(Extracted records)
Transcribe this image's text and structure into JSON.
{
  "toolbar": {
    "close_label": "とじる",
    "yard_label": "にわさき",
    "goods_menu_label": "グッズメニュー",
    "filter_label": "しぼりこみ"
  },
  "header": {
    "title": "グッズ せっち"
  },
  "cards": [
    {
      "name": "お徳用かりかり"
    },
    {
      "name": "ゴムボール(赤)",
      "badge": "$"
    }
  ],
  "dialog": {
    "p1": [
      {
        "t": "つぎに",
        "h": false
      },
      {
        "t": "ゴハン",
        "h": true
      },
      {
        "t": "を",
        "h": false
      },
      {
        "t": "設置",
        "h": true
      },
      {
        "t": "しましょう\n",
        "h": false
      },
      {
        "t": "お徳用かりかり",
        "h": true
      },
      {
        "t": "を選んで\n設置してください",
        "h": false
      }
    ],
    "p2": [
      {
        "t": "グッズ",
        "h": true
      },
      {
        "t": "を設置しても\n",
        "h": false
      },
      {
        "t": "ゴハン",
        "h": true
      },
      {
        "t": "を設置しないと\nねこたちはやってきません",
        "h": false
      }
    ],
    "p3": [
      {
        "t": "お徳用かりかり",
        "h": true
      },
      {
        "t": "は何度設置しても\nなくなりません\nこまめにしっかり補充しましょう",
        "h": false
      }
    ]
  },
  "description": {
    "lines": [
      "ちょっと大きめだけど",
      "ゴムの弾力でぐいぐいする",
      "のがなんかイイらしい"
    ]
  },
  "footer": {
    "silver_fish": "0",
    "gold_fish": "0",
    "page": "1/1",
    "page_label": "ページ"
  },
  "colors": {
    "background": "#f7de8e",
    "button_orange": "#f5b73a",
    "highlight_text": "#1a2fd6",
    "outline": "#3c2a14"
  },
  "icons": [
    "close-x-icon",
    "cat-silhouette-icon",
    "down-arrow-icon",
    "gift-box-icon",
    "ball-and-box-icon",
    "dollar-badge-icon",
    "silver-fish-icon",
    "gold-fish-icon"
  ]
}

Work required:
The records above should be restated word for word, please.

Task response:
Transcribe this image's text and structure into JSON.
{
  "toolbar": {
    "close_label": "とじる",
    "yard_label": "にわさき",
    "goods_menu_label": "グッズメニュー",
    "filter_label": "しぼりこみ"
  },
  "header": {
    "title": "グッズ せっち"
  },
  "cards": [
    {
      "name": "お徳用かりかり"
    },
    {
      "name": "ゴムボール(赤)",
      "badge": "$"
    }
  ],
  "dialog": {
    "p1": [
      {
        "t": "つぎに",
        "h": false
      },
      {
        "t": "ゴハン",
        "h": true
      },
      {
        "t": "を",
        "h": false
      },
      {
        "t": "設置",
        "h": true
      },
      {
        "t": "しましょう\n",
        "h": false
      },
      {
        "t": "お徳用かりかり",
        "h": true
      },
      {
        "t": "を選んで\n設置してください",
        "h": false
      }
    ],
    "p2": [
      {
        "t": "グッズ",
        "h": true
      },
      {
        "t": "を設置しても\n",
        "h": false
      },
      {
        "t": "ゴハン",
        "h": true
      },
      {
        "t": "を設置しないと\nねこたちはやってきません",
        "h": false
      }
    ],
    "p3": [
      {
        "t": "お徳用かりかり",
        "h": true
      },
      {
        "t": "は何度設置しても\nなくなりません\nこまめにしっかり補充しましょう",
        "h": false
      }
    ]
  },
  "description": {
    "lines": [
      "ちょっと大きめだけど",
      "ゴムの弾力でぐいぐいする",
      "のがなんかイイらしい"
    ]
  },
  "footer": {
    "silver_fish": "0",
    "gold_fish": "0",
    "page": "1/1",
    "page_label": "ページ"
  },
  "colors": {
    "background": "#f7de8e",
    "button_orange": "#f5b73a",
    "highlight_text": "#1a2fd6",
    "outline": "#3c2a14"
  },
  "icons": [
    "close-x-icon",
    "cat-silhouette-icon",
    "down-arrow-icon",
    "gift-box-icon",
    "ball-and-box-icon",
    "dollar-badge-icon",
    "silver-fish-icon",
    "gold-fish-icon"
  ]
}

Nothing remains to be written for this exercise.